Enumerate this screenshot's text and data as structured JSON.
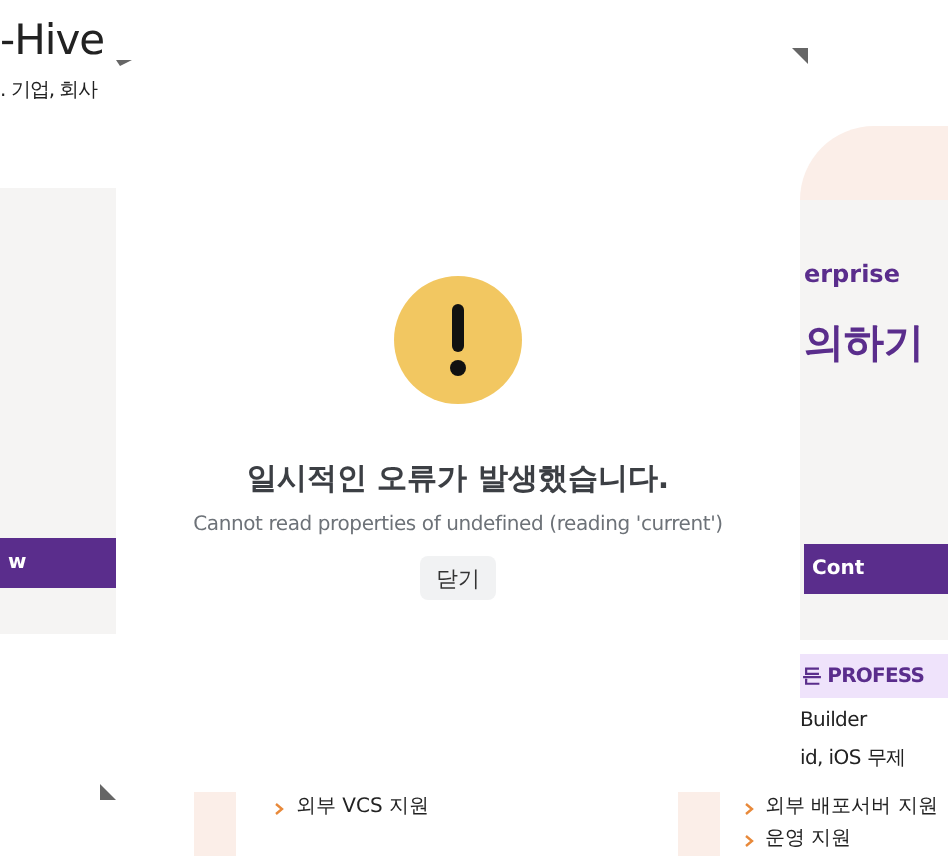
{
  "background_page": {
    "left_panel": {
      "title": "-Hive",
      "subtitle": ". 기업, 회사",
      "button": "w"
    },
    "right_panel": {
      "eyebrow": "erprise",
      "heading": "의하기",
      "button": "Cont",
      "plan_banner": "든 PROFESS",
      "features": [
        "Builder",
        "id, iOS 무제"
      ]
    },
    "bottom_lists": [
      {
        "items": [
          "외부 VCS 지원"
        ]
      },
      {
        "items": [
          "외부 배포서버 지원",
          "운영 지원"
        ]
      }
    ]
  },
  "error_dialog": {
    "title": "일시적인 오류가 발생했습니다.",
    "message": "Cannot read properties of undefined (reading 'current')",
    "close_button": "닫기"
  }
}
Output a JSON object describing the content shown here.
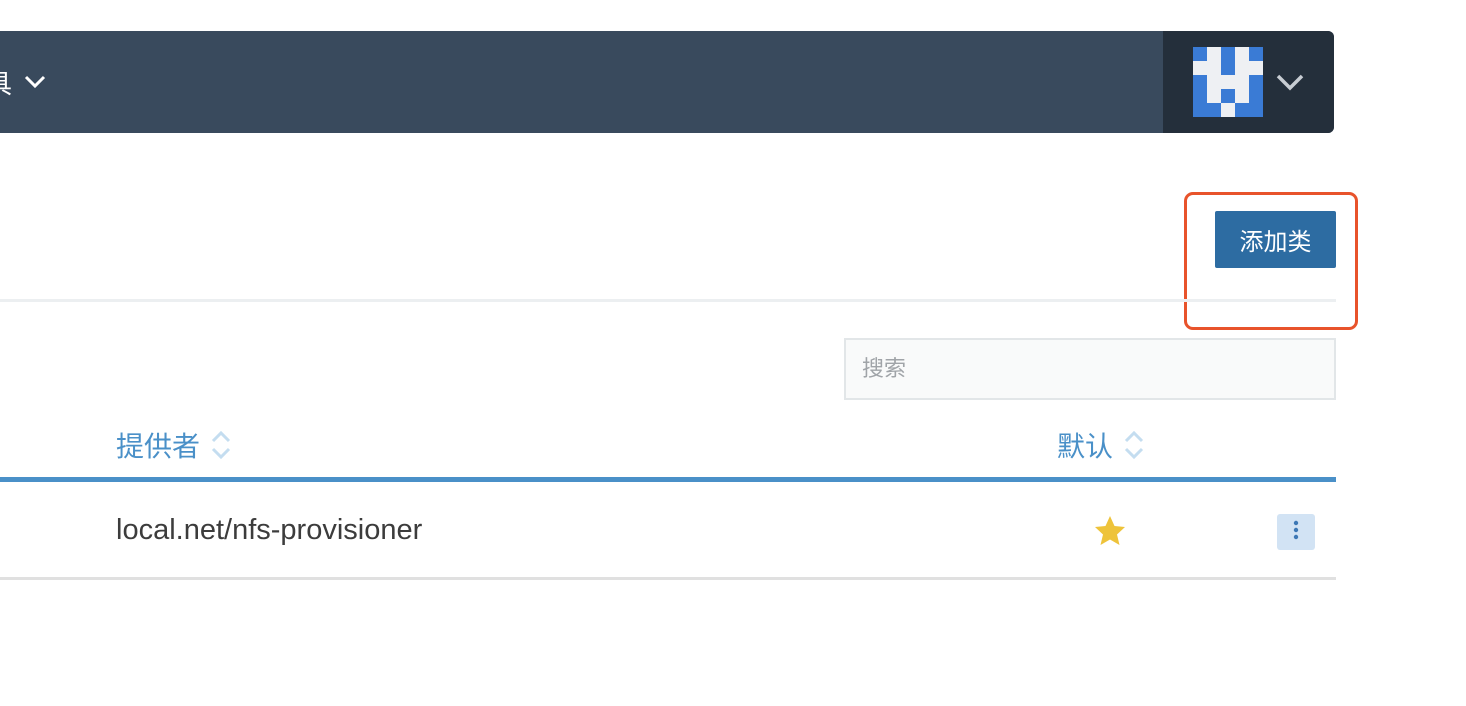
{
  "header": {
    "nav_label_partial": "具",
    "icons": [
      "chevron-down-icon",
      "user-avatar",
      "chevron-down-icon"
    ],
    "colors": {
      "bar": "#394a5d",
      "user_area": "#242f3b"
    }
  },
  "toolbar": {
    "add_class_label": "添加类",
    "accent": "#2d6ca2"
  },
  "search": {
    "placeholder": "搜索",
    "value": ""
  },
  "table": {
    "columns": [
      {
        "label": "提供者",
        "sortable": true
      },
      {
        "label": "默认",
        "sortable": true
      }
    ],
    "rows": [
      {
        "provider": "local.net/nfs-provisioner",
        "default": true,
        "icons": [
          "star-icon",
          "kebab-menu-icon"
        ]
      }
    ],
    "accent": "#4a90c8"
  },
  "annotation": {
    "highlight_color": "#e8532b"
  }
}
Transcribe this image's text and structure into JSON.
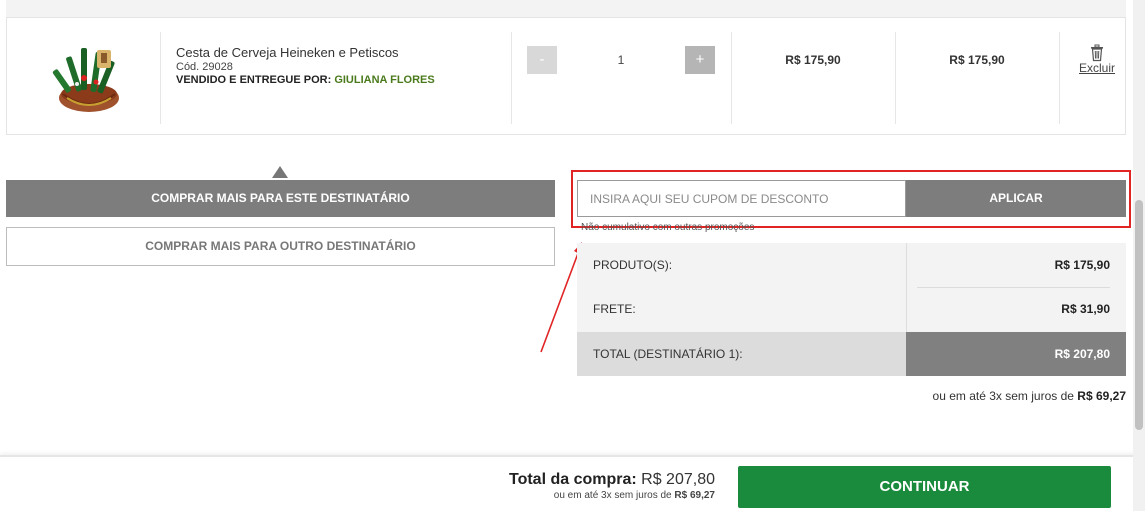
{
  "product": {
    "name": "Cesta de Cerveja Heineken e Petiscos",
    "code": "Cód. 29028",
    "seller_label": "VENDIDO E ENTREGUE POR:",
    "seller_name": "GIULIANA FLORES",
    "image_icon": "beer-basket-image",
    "quantity": "1",
    "qty_minus_label": "-",
    "qty_plus_label": "+",
    "unit_price": "R$ 175,90",
    "total_price": "R$ 175,90",
    "remove_label": "Excluir",
    "remove_icon": "trash-icon"
  },
  "actions": {
    "buy_more_same": "COMPRAR MAIS PARA ESTE DESTINATÁRIO",
    "buy_more_other": "COMPRAR MAIS PARA OUTRO DESTINATÁRIO"
  },
  "coupon": {
    "placeholder": "INSIRA AQUI SEU CUPOM DE DESCONTO",
    "apply_label": "APLICAR",
    "note": "Não cumulativo com outras promoções",
    "highlight_color": "#e02424"
  },
  "summary": {
    "products_label": "PRODUTO(S):",
    "products_value": "R$ 175,90",
    "shipping_label": "FRETE:",
    "shipping_value": "R$ 31,90",
    "total_label": "TOTAL (DESTINATÁRIO 1):",
    "total_value": "R$ 207,80",
    "installments_text": "ou em até 3x sem juros de",
    "installments_value": "R$ 69,27"
  },
  "footer": {
    "total_label": "Total da compra:",
    "total_value": "R$ 207,80",
    "installments_text": "ou em até 3x sem juros de",
    "installments_value": "R$ 69,27",
    "continue_label": "CONTINUAR",
    "continue_color": "#1a8a3c"
  }
}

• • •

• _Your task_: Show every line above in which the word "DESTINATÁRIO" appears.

• _Result for this exercise_:
    "buy_more_same": "COMPRAR MAIS PARA ESTE DESTINATÁRIO",
    "buy_more_other": "COMPRAR MAIS PARA OUTRO DESTINATÁRIO"
    "total_label": "TOTAL (DESTINATÁRIO 1):",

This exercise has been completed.